• [Work to be completed]
Look through the data below and show every line that includes "EURUSD".

** Opening The data block **

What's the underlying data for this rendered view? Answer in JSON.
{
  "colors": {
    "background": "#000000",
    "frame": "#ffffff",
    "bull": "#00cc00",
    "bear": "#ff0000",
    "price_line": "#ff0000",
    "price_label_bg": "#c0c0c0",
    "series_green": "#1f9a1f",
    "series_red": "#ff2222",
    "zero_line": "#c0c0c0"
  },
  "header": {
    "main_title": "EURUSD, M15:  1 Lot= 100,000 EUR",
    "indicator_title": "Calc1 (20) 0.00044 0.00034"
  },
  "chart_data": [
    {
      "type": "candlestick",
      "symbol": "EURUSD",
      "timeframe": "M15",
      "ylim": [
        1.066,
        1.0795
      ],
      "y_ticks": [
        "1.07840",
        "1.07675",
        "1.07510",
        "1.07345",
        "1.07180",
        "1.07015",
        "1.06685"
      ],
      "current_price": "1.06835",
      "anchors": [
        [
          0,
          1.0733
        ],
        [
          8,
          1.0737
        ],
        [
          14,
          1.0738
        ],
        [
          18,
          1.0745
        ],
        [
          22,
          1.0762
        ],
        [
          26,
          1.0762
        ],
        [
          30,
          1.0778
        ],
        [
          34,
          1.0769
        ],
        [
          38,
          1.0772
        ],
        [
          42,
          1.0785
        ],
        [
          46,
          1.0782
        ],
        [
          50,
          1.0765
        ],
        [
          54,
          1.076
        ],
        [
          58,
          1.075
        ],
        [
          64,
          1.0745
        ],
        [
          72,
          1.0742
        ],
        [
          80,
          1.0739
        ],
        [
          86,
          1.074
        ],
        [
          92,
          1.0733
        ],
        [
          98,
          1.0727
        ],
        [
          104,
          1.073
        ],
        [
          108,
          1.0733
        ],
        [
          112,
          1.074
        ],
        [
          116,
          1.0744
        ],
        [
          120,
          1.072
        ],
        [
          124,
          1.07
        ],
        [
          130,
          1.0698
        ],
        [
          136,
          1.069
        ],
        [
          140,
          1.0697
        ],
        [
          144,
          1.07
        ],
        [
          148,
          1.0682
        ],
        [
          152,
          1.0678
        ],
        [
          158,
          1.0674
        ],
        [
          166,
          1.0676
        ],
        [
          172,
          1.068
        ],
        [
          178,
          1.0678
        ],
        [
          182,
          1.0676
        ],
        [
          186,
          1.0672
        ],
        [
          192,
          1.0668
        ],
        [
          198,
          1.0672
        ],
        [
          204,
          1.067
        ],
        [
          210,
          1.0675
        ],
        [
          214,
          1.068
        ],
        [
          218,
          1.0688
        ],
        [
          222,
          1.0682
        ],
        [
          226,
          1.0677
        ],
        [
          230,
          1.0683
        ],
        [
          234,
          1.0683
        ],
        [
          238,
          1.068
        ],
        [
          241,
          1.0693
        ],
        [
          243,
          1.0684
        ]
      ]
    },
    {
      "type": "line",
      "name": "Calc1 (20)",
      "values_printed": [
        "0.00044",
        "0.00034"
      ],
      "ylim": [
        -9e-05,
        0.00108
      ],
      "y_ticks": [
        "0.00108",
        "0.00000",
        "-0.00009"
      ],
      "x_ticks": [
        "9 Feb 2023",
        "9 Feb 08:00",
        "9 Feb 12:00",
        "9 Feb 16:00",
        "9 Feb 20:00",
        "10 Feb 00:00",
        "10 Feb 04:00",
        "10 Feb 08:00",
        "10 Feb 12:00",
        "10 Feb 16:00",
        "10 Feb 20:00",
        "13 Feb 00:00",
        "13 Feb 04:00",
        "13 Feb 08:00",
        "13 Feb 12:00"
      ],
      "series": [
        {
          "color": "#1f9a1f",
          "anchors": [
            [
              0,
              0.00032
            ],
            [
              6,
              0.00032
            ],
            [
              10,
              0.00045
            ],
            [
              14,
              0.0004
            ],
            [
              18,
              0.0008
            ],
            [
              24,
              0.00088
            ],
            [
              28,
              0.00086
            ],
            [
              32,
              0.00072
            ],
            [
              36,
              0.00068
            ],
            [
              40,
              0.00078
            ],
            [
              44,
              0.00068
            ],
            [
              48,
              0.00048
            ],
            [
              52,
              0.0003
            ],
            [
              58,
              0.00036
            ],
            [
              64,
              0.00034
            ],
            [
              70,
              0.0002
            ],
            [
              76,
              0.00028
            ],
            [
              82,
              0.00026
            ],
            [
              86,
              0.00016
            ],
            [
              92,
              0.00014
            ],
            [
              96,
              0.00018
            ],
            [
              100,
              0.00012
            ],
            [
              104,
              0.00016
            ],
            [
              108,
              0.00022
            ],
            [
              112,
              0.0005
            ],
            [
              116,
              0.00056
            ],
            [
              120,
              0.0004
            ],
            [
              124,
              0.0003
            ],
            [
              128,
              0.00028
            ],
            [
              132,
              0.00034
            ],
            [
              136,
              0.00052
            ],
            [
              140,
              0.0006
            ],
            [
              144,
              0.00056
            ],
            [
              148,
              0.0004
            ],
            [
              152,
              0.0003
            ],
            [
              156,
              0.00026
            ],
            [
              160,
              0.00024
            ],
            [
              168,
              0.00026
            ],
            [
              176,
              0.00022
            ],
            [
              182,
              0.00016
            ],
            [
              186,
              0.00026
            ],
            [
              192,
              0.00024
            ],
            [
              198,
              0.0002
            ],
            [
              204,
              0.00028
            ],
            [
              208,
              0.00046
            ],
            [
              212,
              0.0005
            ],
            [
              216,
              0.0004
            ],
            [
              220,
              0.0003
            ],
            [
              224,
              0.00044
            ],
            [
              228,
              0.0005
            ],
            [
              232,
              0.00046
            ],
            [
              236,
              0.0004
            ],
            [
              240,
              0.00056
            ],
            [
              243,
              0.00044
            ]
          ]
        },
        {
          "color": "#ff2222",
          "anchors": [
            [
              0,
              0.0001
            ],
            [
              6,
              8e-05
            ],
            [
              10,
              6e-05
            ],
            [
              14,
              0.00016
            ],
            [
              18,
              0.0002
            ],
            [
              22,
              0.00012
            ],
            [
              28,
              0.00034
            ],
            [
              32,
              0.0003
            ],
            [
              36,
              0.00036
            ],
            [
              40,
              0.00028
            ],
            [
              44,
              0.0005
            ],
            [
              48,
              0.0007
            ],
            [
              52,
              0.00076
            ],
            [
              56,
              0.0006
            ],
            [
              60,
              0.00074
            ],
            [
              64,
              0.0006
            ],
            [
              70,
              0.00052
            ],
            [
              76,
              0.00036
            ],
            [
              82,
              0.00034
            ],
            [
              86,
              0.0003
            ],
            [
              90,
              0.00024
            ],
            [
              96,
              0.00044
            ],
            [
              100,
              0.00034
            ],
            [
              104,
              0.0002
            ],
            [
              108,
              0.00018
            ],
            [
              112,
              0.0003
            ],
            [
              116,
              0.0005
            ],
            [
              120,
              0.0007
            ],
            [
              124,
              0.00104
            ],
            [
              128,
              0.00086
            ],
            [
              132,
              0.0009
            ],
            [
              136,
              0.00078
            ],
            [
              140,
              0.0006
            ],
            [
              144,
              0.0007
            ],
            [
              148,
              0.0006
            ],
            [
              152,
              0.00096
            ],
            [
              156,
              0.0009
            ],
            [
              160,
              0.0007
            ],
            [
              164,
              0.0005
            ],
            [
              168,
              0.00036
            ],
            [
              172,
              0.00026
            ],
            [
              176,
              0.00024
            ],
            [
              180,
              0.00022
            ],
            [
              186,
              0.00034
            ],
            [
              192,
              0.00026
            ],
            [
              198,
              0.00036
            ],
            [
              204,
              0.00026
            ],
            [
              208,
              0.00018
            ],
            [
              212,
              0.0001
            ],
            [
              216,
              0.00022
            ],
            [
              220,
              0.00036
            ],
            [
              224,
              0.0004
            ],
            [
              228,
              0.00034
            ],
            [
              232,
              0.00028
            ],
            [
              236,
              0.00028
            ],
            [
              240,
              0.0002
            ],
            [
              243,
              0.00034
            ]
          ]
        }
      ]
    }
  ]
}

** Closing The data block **

• [Solution for this exercise]
    "main_title": "EURUSD, M15:  1 Lot= 100,000 EUR",
      "symbol": "EURUSD",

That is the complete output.